On March 28, 2011, The New York Times website became a restricted site where most of the content was protected behind a "paywall." Users who exceeded the limit of 20 free articles per month were required to pay for either a digital or print subscription. The newspaper industry had been suffering from revenue declines over the past decade, and the transition to digital media was difficult to navigate. Revenues from online advertising were not sufficient to replace the loss of print revenue, and many publishers had explored charging readers for content, with mixed success, where specialized sources like The Wall Street Journal were successfully using the model, but several other general news sites had failed. Newspapers and content creators in general were very interested in understanding whether transitioning to the paywall at the most popular news website would succeed, and whether it could become a blueprint for future success as a sustainable business model. There were several difficult issues to examine in determining the digital strategy for The Times. Would consumers remain as engaged with a site protected by a paywall? Would advertisers react positively to such a move that walled off readers? Would readers value both the print and digital versions of the content, or would it become necessary to create new content? The Times had several choices in designing the paywall, including determining the digital content, pricing, as well as how to interface with readers of secondary news websites like blogs that posted links to news articles. Should they design a "leaky" paywall where determined users could easily slip through, or a "bulletproof" paywall like the Financial Times had done, where users had to pay before they could access any content? What choices would provide the foundation for a successful business model?

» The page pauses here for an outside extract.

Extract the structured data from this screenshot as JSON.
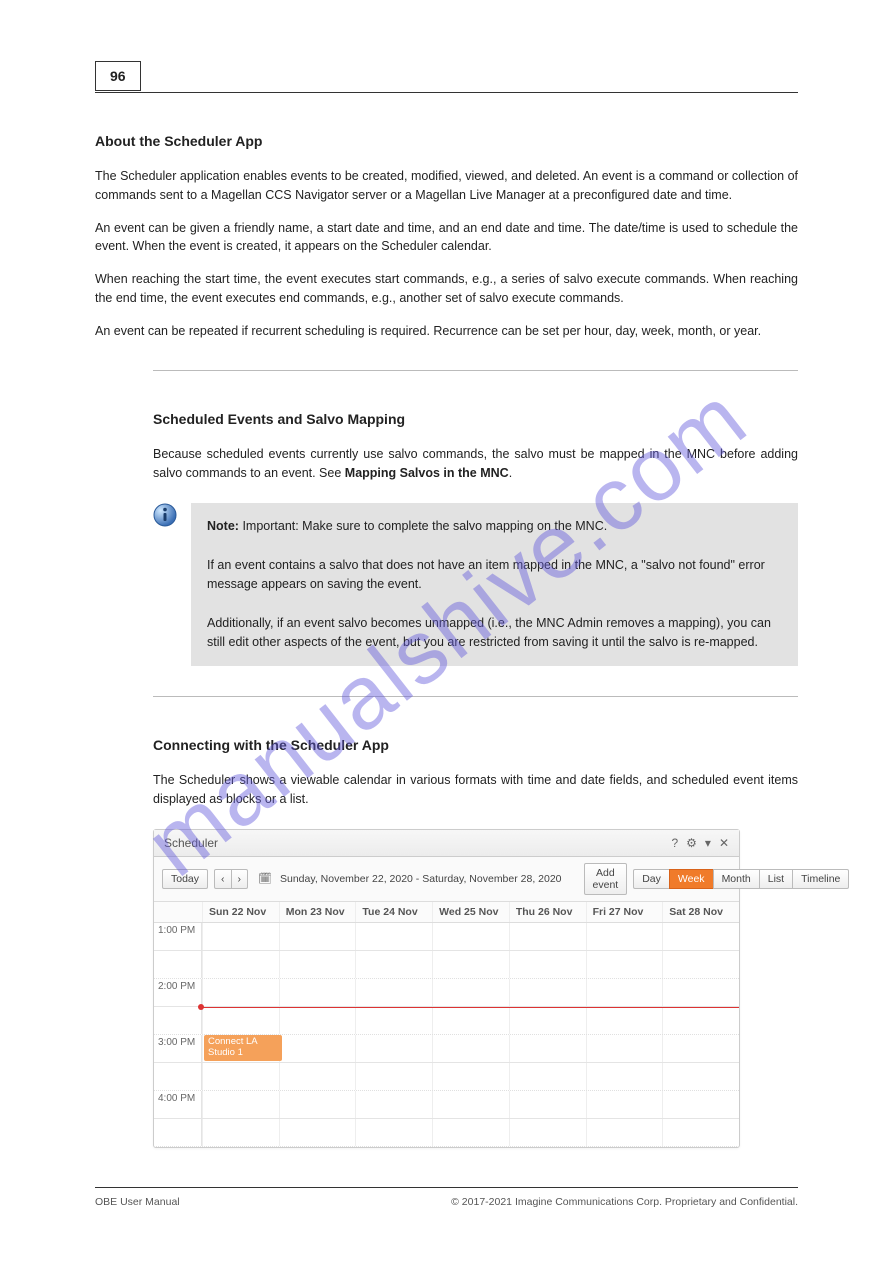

Journalism and News Industry;
Kumar, Vineet, Bharat Anand, Sunil Gupta, and Felix Oberholzer-Gee. "The New York Times Paywall".
Harvard Business School Case 512-077, February 2012. (Revised January 2013.)
Healthymagination at GE Healthcare Systems
Jeff Immelt, the CEO of GE, introduced a new innovation strategy named "healthymagination" in 2009. With cost, quality, and access as its three pillars, healthymagination ensures a strong focus for new product introduction efforts all around GE. But will this focus enable GE to achieve and maintain market leadership across a healthcare market that is being buffeted by strong currents, including cost pressures, changes in chronic disease patterns, and rationalization of buyer behavior? Moreover, healthcare spending is also increasing in emerging economies, which could provide a strong growth engine for the future. Tom Gentile, the CEO of GE Healthcare Systems (GEHS), a key player in the Medical Imaging market, wonders how the innovation strategy might respond to these changes. GE has historically been a technology leader, selling the most advanced equipment to a variety of medical establishments. Will a complete shift to healthymagination allow GE to demonstrate strong organic growth through innovation, as Immelt had charged executives at GE?
Keywords: Innovation and Invention;
Medical Devices and Supplies Industry;